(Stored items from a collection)
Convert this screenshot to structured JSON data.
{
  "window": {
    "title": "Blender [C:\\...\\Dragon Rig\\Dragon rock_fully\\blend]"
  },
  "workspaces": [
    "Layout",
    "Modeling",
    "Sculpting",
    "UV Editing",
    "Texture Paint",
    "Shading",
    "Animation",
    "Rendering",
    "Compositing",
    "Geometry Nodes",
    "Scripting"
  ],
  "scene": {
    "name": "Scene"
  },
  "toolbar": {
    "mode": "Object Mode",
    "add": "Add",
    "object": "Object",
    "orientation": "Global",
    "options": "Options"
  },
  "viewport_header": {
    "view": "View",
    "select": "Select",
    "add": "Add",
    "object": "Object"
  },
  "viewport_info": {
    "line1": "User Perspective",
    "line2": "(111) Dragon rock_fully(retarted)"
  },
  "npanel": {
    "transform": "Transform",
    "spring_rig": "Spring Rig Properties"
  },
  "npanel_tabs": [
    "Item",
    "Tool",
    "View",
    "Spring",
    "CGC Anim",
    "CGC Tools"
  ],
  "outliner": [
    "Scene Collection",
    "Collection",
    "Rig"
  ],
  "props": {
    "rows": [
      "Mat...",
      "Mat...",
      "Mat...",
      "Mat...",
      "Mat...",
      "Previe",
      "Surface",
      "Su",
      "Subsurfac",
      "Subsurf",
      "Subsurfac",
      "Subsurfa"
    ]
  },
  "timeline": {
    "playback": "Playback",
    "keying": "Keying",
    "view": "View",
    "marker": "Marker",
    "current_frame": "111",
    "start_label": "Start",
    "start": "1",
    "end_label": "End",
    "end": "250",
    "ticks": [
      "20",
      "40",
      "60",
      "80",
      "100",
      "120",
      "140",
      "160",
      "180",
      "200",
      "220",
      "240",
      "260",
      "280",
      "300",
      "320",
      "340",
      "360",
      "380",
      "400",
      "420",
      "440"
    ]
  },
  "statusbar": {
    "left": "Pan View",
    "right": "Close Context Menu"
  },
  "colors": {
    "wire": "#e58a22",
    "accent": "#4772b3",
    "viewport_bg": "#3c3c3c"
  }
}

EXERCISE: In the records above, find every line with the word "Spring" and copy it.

EXPECTED ANSWER:
    "spring_rig": "Spring Rig Properties"
    "Spring",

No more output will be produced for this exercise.